At this most recent hearing, however, some witnesses took issue with the tax-exempt status of college and university endowments given rising tuition costs. One such witness, Dr. Mark Schneider of the American Institutes for Research, said “Congress has granted tax-exempt status to these endowments to serve the public interest, but because so much wealth is now concentrated in so few hands [at the universities with the biggest endowments], there are questions about the extent to which the public interest is in fact being served by the distribution of these endowments.” Dr. Schneider presented researched that purports to show the endowment tax exemption does not necessarily ensure taxpayer dollars are going toward the students most in need: “The unequal distribution of endowment wealth and the unequal enrollment of Pell Grant recipients leads to a pattern where more affluent students attending richer universities get far more money from the taxpayer than the students attending public institutions.” Dr. Schneider called for more transparency in tax forms filled out by colleges and a tax of up to two percent on the richest school endowments.
Several members on the Subcommittee echoed Dr. Schneider’s concerns and vowed to continue to examine the tax-exempt status of colleges and university endowments in the next Congressional session. One of these members, Representative Tom Reed (R-NY), has indicated he will introduce legislation that would require certain endowments to spend a fixed percentage of investment earnings on financial aid as a condition of tax-exempt status. Representative Reed has also said he’s interested in exploring what he terms “abusive practices” related to college endowments, such as donors receiving benefits like preferential treatment of seats at sporting events.
This latest hearing, and several others like it, come on the heels of a joint inquiry from the Senate Finance and House Ways & Means Committees to the wealthiest 56 private colleges about their endowments. This inquiry included questions about financial aid, donations, investment returns, and the cost to manage the funds. Colleges that received these letters from the two tax-writing committees largely defended their endowments, explaining that they must abide by gift agreements with donors and are unable to redirect funds.

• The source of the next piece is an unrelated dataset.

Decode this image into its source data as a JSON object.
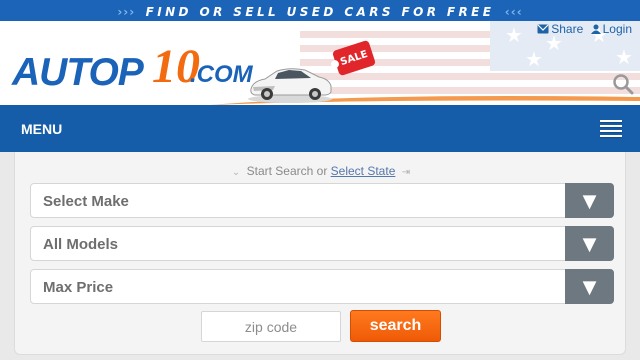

Congressional interest in the area of college endowments is nothing new. Last year, Dave Camp, former chairman of the House Ways & Means Committee, proposed a one percent excise tax on the net investment income of universities with endowments that have at least $100,000 per student. Even as early as 2007, Senator Charles Grassley (R-IA), former chairman of the Senate Finance Committee, expressed concern with growing endowments and raised the idea of a mandatory five percent annual payout requirement.